▶ Required action
Since the pictures are not wanted, reproduce only the rest of the records, exactly as given.

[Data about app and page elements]
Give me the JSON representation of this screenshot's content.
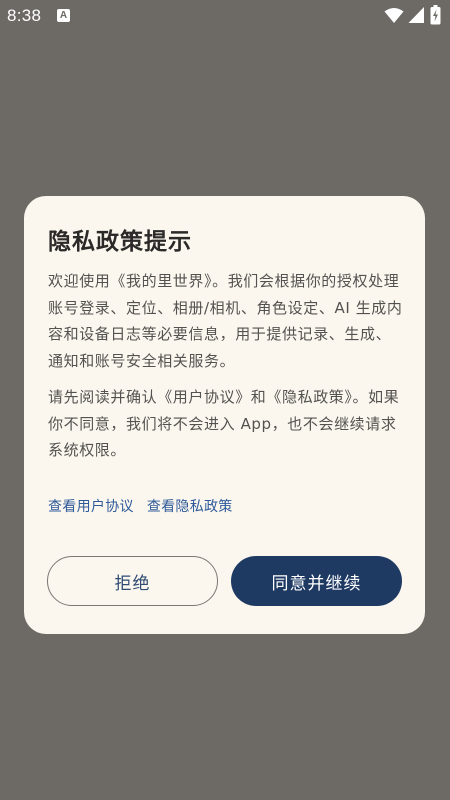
{
  "status_bar": {
    "time": "8:38",
    "notification_glyph": "A",
    "icons": [
      "wifi-icon",
      "signal-icon",
      "battery-charging-icon"
    ]
  },
  "dialog": {
    "title": "隐私政策提示",
    "paragraph_1": "欢迎使用《我的里世界》。我们会根据你的授权处理账号登录、定位、相册/相机、角色设定、AI 生成内容和设备日志等必要信息，用于提供记录、生成、通知和账号安全相关服务。",
    "paragraph_2": "请先阅读并确认《用户协议》和《隐私政策》。如果你不同意，我们将不会进入 App，也不会继续请求系统权限。",
    "links": {
      "user_agreement": "查看用户协议",
      "privacy_policy": "查看隐私政策"
    },
    "buttons": {
      "reject": "拒绝",
      "accept": "同意并继续"
    }
  },
  "colors": {
    "backdrop": "#6d6a66",
    "card": "#fbf7ef",
    "primary": "#1e3a63",
    "link": "#2f5a9a",
    "text": "#545250",
    "title": "#2b2a29"
  }
}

▶ Written response
Give me the JSON representation of this screenshot's content.
{
  "status_bar": {
    "time": "8:38",
    "notification_glyph": "A",
    "icons": [
      "wifi-icon",
      "signal-icon",
      "battery-charging-icon"
    ]
  },
  "dialog": {
    "title": "隐私政策提示",
    "paragraph_1": "欢迎使用《我的里世界》。我们会根据你的授权处理账号登录、定位、相册/相机、角色设定、AI 生成内容和设备日志等必要信息，用于提供记录、生成、通知和账号安全相关服务。",
    "paragraph_2": "请先阅读并确认《用户协议》和《隐私政策》。如果你不同意，我们将不会进入 App，也不会继续请求系统权限。",
    "links": {
      "user_agreement": "查看用户协议",
      "privacy_policy": "查看隐私政策"
    },
    "buttons": {
      "reject": "拒绝",
      "accept": "同意并继续"
    }
  },
  "colors": {
    "backdrop": "#6d6a66",
    "card": "#fbf7ef",
    "primary": "#1e3a63",
    "link": "#2f5a9a",
    "text": "#545250",
    "title": "#2b2a29"
  }
}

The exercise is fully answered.